The Southern Strategy and the Party of Torture

File under “And when you look long into an abyss, the abyss also looks into you” (Nietzsche, Beyond Good and Evil, §146). Andrew Sullivan on torture and the American way (“Torture in American History,” The Daily Dish,, 30 November 2007):

It is, sadly, a simple fact that torture was once a deep part of the American way of life, inextricable from slavery and racism, for a very long time. It was worst in the South, but not unknown elsewhere – well into the twentieth century. The ease with which some in the new GOP reconcile themselves to it with respect to terror suspects, as long as it is directed at “the other,” cannot be fully understood outside this context.

Combine this with Joe Klein’s observation of just how deeply the pro-torture position has become among the Republican base (“Dialing the Republicans,” Swampland, 29 November 2007):

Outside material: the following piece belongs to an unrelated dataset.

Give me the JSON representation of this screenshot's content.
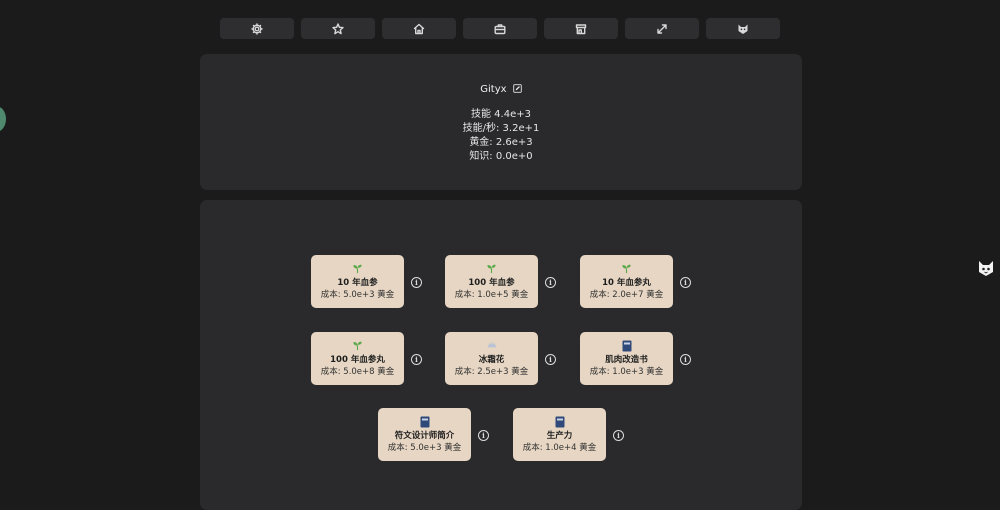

But there was worse to come: When John McCain started talking about torture — specifically, about waterboarding — the dials plummeted again. Lower even than for the illegal Children of God. Down to the low 20s, which, given the natural averaging of a focus group, is about as low as you can go. Afterwards, Luntz asked the group why they seemed to be in favor of torture. “I don’t have any problem pouring water on the face of a man who killed 3000 Americans on 9/11,” said John Shevlin, a retired federal law enforcement officer. The group applauded, appallingly.

It follows that the party that pursued the Southern Strategy, whose base is the South, that has such a lock there that the other party can have a serious debate about whether to even bother campaigning in the South, that this party would become the party of torture.

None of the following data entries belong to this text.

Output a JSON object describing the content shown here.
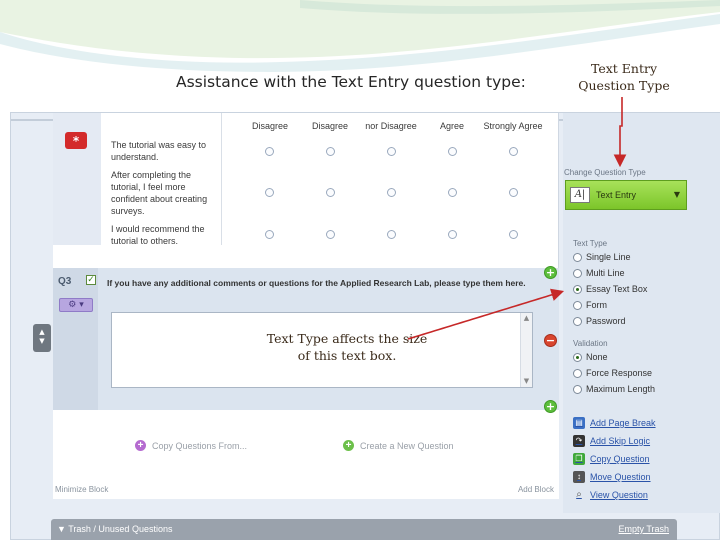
{
  "slide": {
    "title": "Assistance with the Text Entry question type:",
    "callout_top": "Text Entry Question Type",
    "callout_bottom": "Text Type affects the size of this text box."
  },
  "matrix": {
    "required_badge": "*",
    "columns": [
      "Disagree",
      "Disagree",
      "nor Disagree",
      "Agree",
      "Strongly Agree"
    ],
    "statements": [
      "The tutorial was easy to understand.",
      "After completing the tutorial, I feel more confident about creating surveys.",
      "I would recommend the tutorial to others."
    ]
  },
  "q3": {
    "label": "Q3",
    "question_text": "If you have any additional comments or questions for the Applied Research Lab, please type them here."
  },
  "block": {
    "copy_questions": "Copy Questions From...",
    "create_question": "Create a New Question",
    "minimize": "Minimize Block",
    "add_block": "Add Block"
  },
  "right_panel": {
    "change_type_label": "Change Question Type",
    "question_type": "Text Entry",
    "text_type_label": "Text Type",
    "text_types": [
      "Single Line",
      "Multi Line",
      "Essay Text Box",
      "Form",
      "Password"
    ],
    "text_type_selected": "Essay Text Box",
    "validation_label": "Validation",
    "validation_options": [
      "None",
      "Force Response",
      "Maximum Length"
    ],
    "validation_selected": "None",
    "actions": [
      "Add Page Break",
      "Add Skip Logic",
      "Copy Question",
      "Move Question",
      "View Question"
    ]
  },
  "trash": {
    "label": "▼ Trash / Unused Questions",
    "empty": "Empty Trash"
  },
  "colors": {
    "accent_green": "#7cc52a",
    "link_blue": "#2a53a8",
    "required_red": "#d32a2a",
    "arrow_red": "#c62828"
  }
}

The American character is comprised not just of the nice parts of U.S. history, just the parts that we sift through our history and authorize for incorporation, but the entirety of our history. And in today’s Republican party some of the ugliest parts are rearing their head.